  3. ^ Kessler, J. H.; Kidd, J. S.; Kidd, R. A.; Morin, K. H. (1996), Distinguished African American Scientists of the 20th Century, Phoenix, AZ: Oryx Press, pp. 94–99, ISBN 978-0-89774-955-8.
  4. ^ McMurray, E. J., ed. (1995), Notable Twentieth-Century Scientists, vol. 2, New York: Gale Research, Inc., pp. 622–623. As cited by the JCE biosketch.
  5. ^ a b c d e Spangenburg, Ray; Moser, Diane (2003), African Americans in science, math, and invention, A to Z of African Americans, Infobase Publishing, pp. 79–82, ISBN 978-0-8160-4806-9.
  6. ^ "Lloyd Ferguson, Class of 1934". School Historical Archive. March 3, 2015. Retrieved February 22, 2016.
  7. ^ Ferguson, Lloyd N.; Reid, James C.; Calvin, Melvin (December 1, 1946). "Some New Fluorinated Phenolic Aldehydes and Acids". Journal of the American Chemical Society. 68 (12): 2502–2504. doi:10.1021/ja01216a020. ISSN 0002-7863.
  8. ^ "Professor Chosen for Food, Drug Committee", Los Angeles Times, October 26, 1967.
  9. ^ Ferguson, Lloyd N.; Lawrence, Aetius R. (September 1, 1958). "The Physicochemical Aspects of the Sense of Taste". Journal of Chemical Education. 35 (9): 436–444. doi:10.1021/ja01216a020. ISSN 0002-7863.
  10. ^ Bragg, Rose W.; Chow, Yvonne; Dennis, Lawrence; Ferguson, Lloyd N.; Howell, Susan; Morga, George; Ogino, Craig; Pugh, Harriet; Winters, Manque (May 1, 1978). "Sweet Organic Chemistry". Journal of Chemical Education. 55 (5): 281–285. Bibcode:1978JChEd..55..281B. doi:10.1021/ed055p281. ISSN 0002-7863.
  11. ^ Ferguson, Lloyd N. (December 1, 1975). "Cancer. How Can Chemists Help?". Journal of Chemical Education. 52 (11): 688–694. Bibcode:1975JChEd..52..688F. doi:10.1021/ed052p688. ISSN 0002-7863. PMID 1184676.
  12. ^ Ferguson, Lloyd N. (January 1, 1975). "Cancer and Chemicals". Chemical Society Reviews. 4 (2): 289–322. doi:10.1039/CS9750400289. ISSN 0306-0012.
  13. ^ About NOBCChE Archived 2010-10-10 at the Wayback Machine, National Organization of Black Chemists and Chemical Engineers, retrieved 2011-01-17.
  14. ^ Conference Awards Archived 2010-10-12 at the Wayback Machine, National Organization of Black Chemists and Chemical Engineers, retrieved 2011-01-17.
  15. ^ Ainsworth, Susan J. (March 12, 2012). "Lloyd N. Ferguson Sr". Chemical & Engineering News. American Chemical Society. Retrieved June 10, 2020.
  16. ^ Cal State L.A. salutes its Outstanding Professors, Cal. State L.A., retrieved 2011-01-18.

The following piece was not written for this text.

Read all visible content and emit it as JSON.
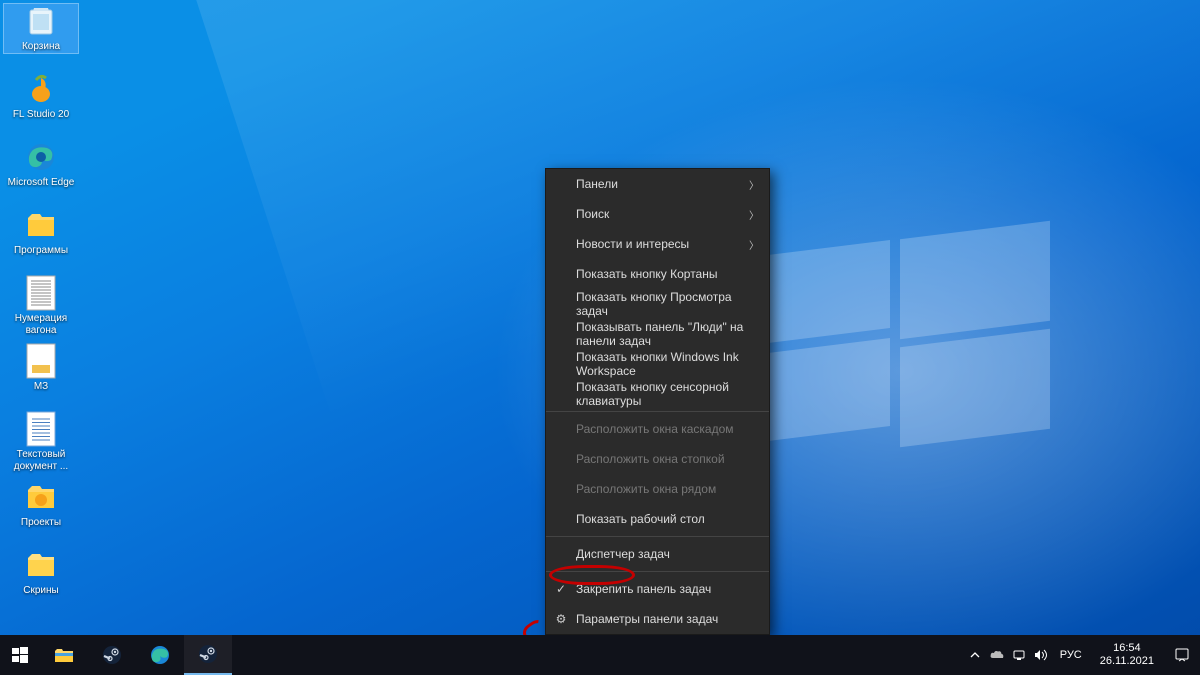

  17. ^ Chemistry Professor Speaks on "Science and Sacrifice" as part of the Cal State L.A. Lloyd Ferguson Distinguished Lecture, CSU L.A., 1998, retrieved 2011-01-18.